self-employed people increased by 70,000 to 4.86 million (15.1% of all people in work)
There has been some potentially better news for self-employed earnings in the latest revisions to the UK economic data set. From Monday.
In 2016, the Blue Book 2017 dividends income from corporations is £61.7 billion, compared with £12.2 billion for households and NPISH as previously published
As this follows other revisions in this area we see two things. Firstly that we have no reliable up to date data on the subject and secondly we have just been through a spell where dividend income was massively underestimated. So the news for the self-employed may well have been better than it may have appeared to be. Of course such large revisions whilst signs of a welcome look into the issue also pose questions about the credibility of the data.
The numbers here continue to be very good.
There were 32.10 million people in work, 94,000 more than for March to May 2017 and 317,000 more than for a year earlier……..The employment rate (the proportion of people aged from 16 to 64 who were in work) was 75.1%, up from 74.5% for a year earlier……..Between March to May 2017 and June to August 2017, total hours worked per week increased by 4.6 million to 1.03 billion.
This has had a consequence for those out of work too.
There were 1.44 million unemployed people (people not in work but seeking and available to work), 52,000 fewer than for March to May 2017 and 215,000 fewer than for a year earlier. The unemployment rate (the proportion of those in work plus those unemployed, that were unemployed) was 4.3%, down from 5.0% for a year earlier and the joint lowest since 1975.
So good news on this front with the only caveat being that we find out little about any issues with underemployment.
Average earnings or Quality
The Ivory Towers will be expecting a surge in wages as the “output gap” in the labour market continues its collapse.
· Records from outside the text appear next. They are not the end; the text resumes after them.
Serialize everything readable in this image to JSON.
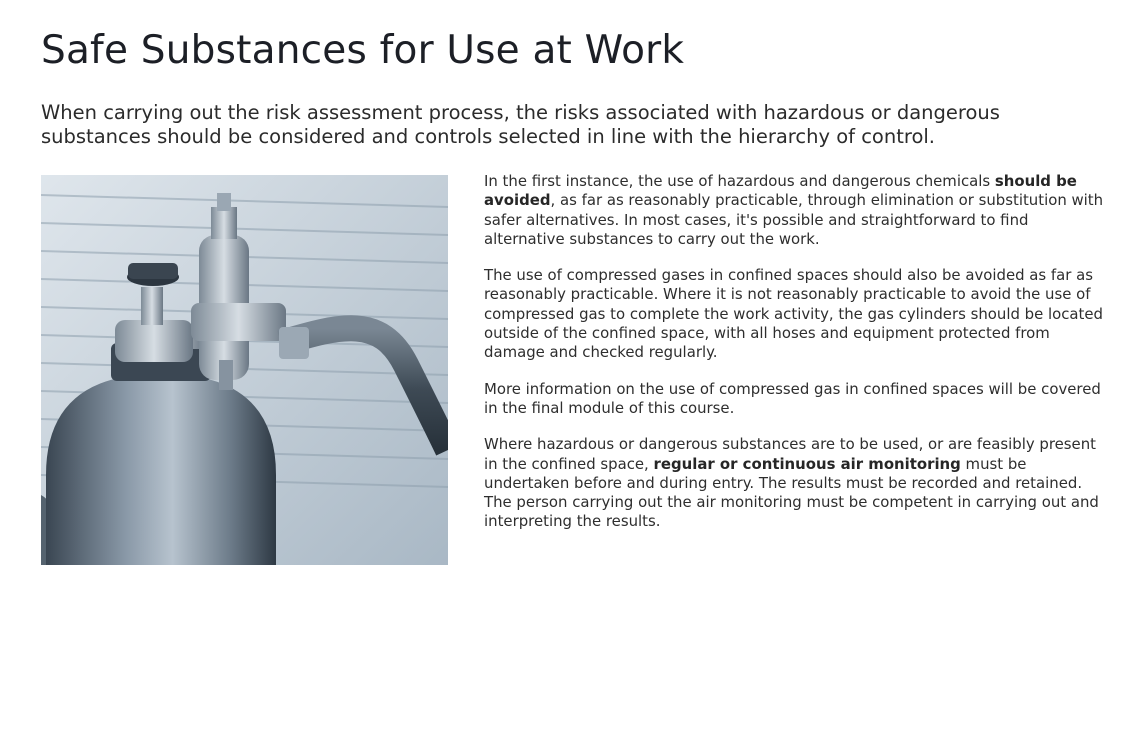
{
  "page": {
    "title": "Safe Substances for Use at Work",
    "intro": "When carrying out the risk assessment process, the risks associated with hazardous or dangerous substances should be considered and controls selected in line with the hierarchy of control."
  },
  "image": {
    "icon": "gas-cylinder-photo"
  },
  "paragraphs": [
    {
      "pre": "In the first instance, the use of hazardous and dangerous chemicals ",
      "bold": "should be avoided",
      "post": ", as far as reasonably practicable, through elimination or substitution with safer alternatives. In most cases, it's possible and straightforward to find alternative substances to carry out the work."
    },
    {
      "text": "The use of compressed gases in confined spaces should also be avoided as far as reasonably practicable. Where it is not reasonably practicable to avoid the use of compressed gas to complete the work activity, the gas cylinders should be located outside of the confined space, with all hoses and equipment protected from damage and checked regularly."
    },
    {
      "text": "More information on the use of compressed gas in confined spaces will be covered in the final module of this course."
    },
    {
      "pre": "Where hazardous or dangerous substances are to be used, or are feasibly present in the confined space, ",
      "bold": "regular or continuous air monitoring",
      "post": " must be undertaken before and during entry. The results must be recorded and retained. The person carrying out the air monitoring must be competent in carrying out and interpreting the results."
    }
  ],
  "colors": {
    "title": "#1c1f26",
    "text": "#2e2e2e",
    "background": "#ffffff"
  }
}
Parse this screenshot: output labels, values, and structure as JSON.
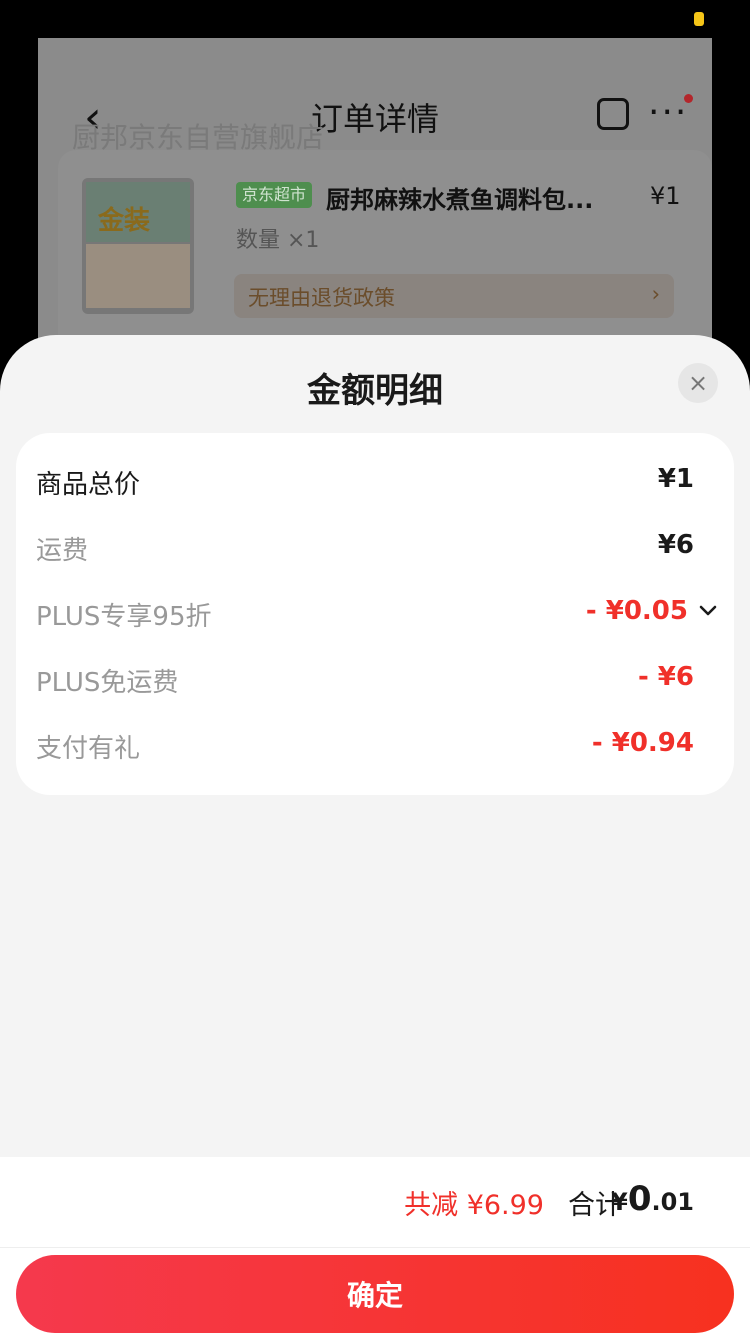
{
  "background_page": {
    "title": "订单详情",
    "shop_name": "厨邦京东自营旗舰店",
    "product": {
      "tag": "京东超市",
      "name": "厨邦麻辣水煮鱼调料包...",
      "price": "¥1",
      "quantity": "数量 ×1",
      "image_text": "金装",
      "policy": "无理由退货政策",
      "policy_arrow": "›"
    },
    "icons": {
      "back": "chevron-left-icon",
      "share": "share-icon",
      "more": "more-icon"
    }
  },
  "sheet": {
    "title": "金额明细",
    "close_label": "×",
    "rows": [
      {
        "label": "商品总价",
        "value": "¥1",
        "label_style": "strong",
        "value_color": "#1a1a1a"
      },
      {
        "label": "运费",
        "value": "¥6",
        "label_style": "muted",
        "value_color": "#1a1a1a"
      },
      {
        "label": "PLUS专享95折",
        "value": "- ¥0.05",
        "label_style": "muted",
        "value_color": "#f0302a",
        "expandable": true
      },
      {
        "label": "PLUS免运费",
        "value": "- ¥6",
        "label_style": "muted",
        "value_color": "#f0302a"
      },
      {
        "label": "支付有礼",
        "value": "- ¥0.94",
        "label_style": "muted",
        "value_color": "#f0302a"
      }
    ]
  },
  "footer": {
    "saved": "共减 ¥6.99",
    "total_label": "合计",
    "total_currency": "¥",
    "total_integer": "0",
    "total_decimal": ".01",
    "confirm_label": "确定"
  },
  "colors": {
    "accent_red": "#f0302a",
    "button_gradient_start": "#f5394d",
    "button_gradient_end": "#f7311f",
    "status_yellow": "#f5c518"
  }
}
So let us take a look.
Between June to August 2016 and June to August 2017, in nominal terms, total pay increased by 2.2%, the same as the growth rate between May to July 2016 and May to July 2017.
So yet again they are disappointed. Actually as July was a weak month ( 1.4%) then August must have been better but I cannot say how much at this stage as the Office of National Statistics has forgotten to update the data set. Perhaps bonuses bounced back as we mull the (non)sense of monthly figures in this area.
If we move onto real wages we see this.
Comparing the three months to August 2017 with the same period in 2016, real AWE (total pay) fell by 0.3%, the same as the three months to July 2017. Nominal AWE (total pay) grew by 2.2% in the three months to August 2017, while the CPIH increased by 2.7% in the year to August 2017.
So we have seen yet another small decline in the official series for real wages with the caveat that the situation is worse if you use other inflation measures such as CPI and particularly the Retail Prices Index.
What we see yet again is quite remarkable stability in the UK labour market where employment rises but wage growth is weak considering that. For wages the summary of the Bank of England Agents continues to be accurate.
Growth in labour costs per employee had been subdued, with settlements clustered around 2% to 3%. Recruitment difficulties remained elevated, with conditions becoming very tight for some skills.
The Bank of England faces two problems here. Firstly its theoretical basis has all the stability of the Titanic and secondly there is the issue of its promised interest-rate rise. It is not the fact of one which is an issue it is the timing as why now and not before as not much has changed? On that road the monetary easing of August 2016 looks ever more a panic move.
Meanwhile the underlying picture for real wages continues on its not very merry way.
average total pay (including bonuses) for employees in Great Britain was £488 per week before tax and other deductions from pay, £34 lower than the pre-downturn peak of £522 per week recorded for February 2008